McDonough’s nomination was approved by an 87-7 vote.
A longtime federal official, McDonough previously served as chief of staff to former President Barack Obama throughout his second term in office. Prior to that role, McDonough was deputy national security adviser from 2010 to 2013.
In an op-ed for Military Times last December, McDonough said his nomination was a “great honor” and pledged to leverage his government experience to revitalize the department.

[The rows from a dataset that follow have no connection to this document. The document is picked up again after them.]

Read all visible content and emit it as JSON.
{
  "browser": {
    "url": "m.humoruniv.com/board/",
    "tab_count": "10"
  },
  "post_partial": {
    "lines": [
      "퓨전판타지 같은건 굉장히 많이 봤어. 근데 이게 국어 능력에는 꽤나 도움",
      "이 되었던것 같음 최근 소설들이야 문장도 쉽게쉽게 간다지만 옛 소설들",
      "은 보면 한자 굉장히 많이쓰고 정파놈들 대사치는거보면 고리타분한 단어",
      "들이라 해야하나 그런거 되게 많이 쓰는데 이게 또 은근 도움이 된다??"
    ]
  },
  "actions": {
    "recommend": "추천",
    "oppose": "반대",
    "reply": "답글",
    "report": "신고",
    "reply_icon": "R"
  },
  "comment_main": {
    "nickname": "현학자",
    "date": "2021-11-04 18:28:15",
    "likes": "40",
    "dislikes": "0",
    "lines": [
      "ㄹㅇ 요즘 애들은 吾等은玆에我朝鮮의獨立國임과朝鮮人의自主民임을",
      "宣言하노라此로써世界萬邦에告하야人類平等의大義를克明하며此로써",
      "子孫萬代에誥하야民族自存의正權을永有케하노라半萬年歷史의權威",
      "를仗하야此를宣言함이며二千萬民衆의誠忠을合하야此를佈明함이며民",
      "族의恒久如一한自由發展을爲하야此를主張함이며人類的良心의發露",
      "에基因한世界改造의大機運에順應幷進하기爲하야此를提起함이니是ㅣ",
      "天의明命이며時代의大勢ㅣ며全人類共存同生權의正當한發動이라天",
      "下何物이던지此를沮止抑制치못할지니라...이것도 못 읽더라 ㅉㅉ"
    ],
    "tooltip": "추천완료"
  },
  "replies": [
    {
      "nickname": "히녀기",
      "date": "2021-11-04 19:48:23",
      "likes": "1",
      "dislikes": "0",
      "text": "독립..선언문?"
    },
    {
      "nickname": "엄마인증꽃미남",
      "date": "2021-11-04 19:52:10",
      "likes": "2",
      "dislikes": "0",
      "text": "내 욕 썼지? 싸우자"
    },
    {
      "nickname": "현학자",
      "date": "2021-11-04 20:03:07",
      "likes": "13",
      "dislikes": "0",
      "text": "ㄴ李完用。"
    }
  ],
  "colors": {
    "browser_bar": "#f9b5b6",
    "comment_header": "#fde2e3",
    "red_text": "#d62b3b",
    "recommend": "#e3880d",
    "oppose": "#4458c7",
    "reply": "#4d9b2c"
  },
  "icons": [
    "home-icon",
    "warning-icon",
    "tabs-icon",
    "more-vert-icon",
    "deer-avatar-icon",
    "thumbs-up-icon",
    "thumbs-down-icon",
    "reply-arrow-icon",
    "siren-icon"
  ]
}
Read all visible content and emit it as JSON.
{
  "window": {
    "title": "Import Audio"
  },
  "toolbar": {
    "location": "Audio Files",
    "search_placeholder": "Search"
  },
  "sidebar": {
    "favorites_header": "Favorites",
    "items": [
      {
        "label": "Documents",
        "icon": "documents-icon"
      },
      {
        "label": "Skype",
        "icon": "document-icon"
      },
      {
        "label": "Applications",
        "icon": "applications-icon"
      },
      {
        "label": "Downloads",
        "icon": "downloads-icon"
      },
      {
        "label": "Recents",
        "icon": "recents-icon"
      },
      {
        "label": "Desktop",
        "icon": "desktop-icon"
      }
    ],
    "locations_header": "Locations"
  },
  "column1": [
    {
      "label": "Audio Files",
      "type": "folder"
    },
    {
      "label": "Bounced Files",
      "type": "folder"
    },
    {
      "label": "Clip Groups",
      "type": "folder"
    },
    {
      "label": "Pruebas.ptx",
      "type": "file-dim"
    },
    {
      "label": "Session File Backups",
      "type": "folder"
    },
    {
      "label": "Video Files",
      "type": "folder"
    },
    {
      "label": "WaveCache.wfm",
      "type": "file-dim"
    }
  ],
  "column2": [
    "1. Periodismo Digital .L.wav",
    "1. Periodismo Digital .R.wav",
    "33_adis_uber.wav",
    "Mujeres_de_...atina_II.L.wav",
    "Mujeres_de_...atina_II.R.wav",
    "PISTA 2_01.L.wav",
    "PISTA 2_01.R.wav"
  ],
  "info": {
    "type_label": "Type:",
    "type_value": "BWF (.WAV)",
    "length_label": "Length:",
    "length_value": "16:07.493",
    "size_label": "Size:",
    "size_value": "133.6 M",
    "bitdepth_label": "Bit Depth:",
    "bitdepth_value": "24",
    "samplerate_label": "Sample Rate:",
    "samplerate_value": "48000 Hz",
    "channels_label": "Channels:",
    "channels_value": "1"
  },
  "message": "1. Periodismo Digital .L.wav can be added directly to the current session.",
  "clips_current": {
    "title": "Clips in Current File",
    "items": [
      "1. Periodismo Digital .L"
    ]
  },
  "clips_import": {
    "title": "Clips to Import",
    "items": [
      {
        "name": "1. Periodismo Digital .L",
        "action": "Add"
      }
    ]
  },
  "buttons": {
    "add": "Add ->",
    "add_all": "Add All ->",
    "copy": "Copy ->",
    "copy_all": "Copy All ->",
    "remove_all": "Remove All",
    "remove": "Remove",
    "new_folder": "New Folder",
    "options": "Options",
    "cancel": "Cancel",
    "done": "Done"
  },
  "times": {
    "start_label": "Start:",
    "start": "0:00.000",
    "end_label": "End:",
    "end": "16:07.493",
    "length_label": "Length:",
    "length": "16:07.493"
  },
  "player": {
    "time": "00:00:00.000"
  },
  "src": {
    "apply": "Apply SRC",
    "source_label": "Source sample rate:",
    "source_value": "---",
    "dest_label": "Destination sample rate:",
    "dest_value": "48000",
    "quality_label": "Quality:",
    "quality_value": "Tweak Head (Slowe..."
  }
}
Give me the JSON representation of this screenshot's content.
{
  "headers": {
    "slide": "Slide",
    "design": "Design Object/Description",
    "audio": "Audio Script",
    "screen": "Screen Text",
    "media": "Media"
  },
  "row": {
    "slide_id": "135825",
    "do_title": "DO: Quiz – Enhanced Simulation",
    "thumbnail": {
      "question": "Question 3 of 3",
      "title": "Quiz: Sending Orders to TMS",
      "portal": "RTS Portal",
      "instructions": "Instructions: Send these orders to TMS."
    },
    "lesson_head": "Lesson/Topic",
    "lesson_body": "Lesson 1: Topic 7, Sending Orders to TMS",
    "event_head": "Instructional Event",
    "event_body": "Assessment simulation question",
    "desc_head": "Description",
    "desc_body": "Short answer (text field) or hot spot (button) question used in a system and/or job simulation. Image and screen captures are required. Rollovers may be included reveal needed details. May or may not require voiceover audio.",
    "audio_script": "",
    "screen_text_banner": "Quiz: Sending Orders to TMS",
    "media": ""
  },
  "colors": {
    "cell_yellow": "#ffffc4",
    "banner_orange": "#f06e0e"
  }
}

“As secretary, I will work to rebuild trust and restore VA as the premier agency for ensuring our veterans overall well-being,” McDonough wrote. “VA will provide world-class health care to meet the specific needs of veterans, drive progress to eliminate veterans homelessness and bring down suicide rates, and create meaningful employment and educational opportunities.”
The full Senate voted on McDonough’s candidacy roughly one week after the Veterans’ Affairs Committee unanimously voted to advance his nomination. As VA secretary, McDonough will be responsible for overseeing the federal government’s second-largest department.
McDonough is the second non-veteran to serve as head of Veterans Affairs. Biden’s decision to nominate him for the role drew scrutiny from veterans groups in recent days.
“We were expecting a veteran, maybe a post-9/11 veteran. Maybe a woman veteran,” American Veterans (AMVETS) National Executive Director Joe Chenelly said in a statement to Fox News last December. “Or maybe a veteran who knows the VA exceptionally well.”
McDonough replaces Robert Wilkie, who served as VA secretary under former President Donald Trump.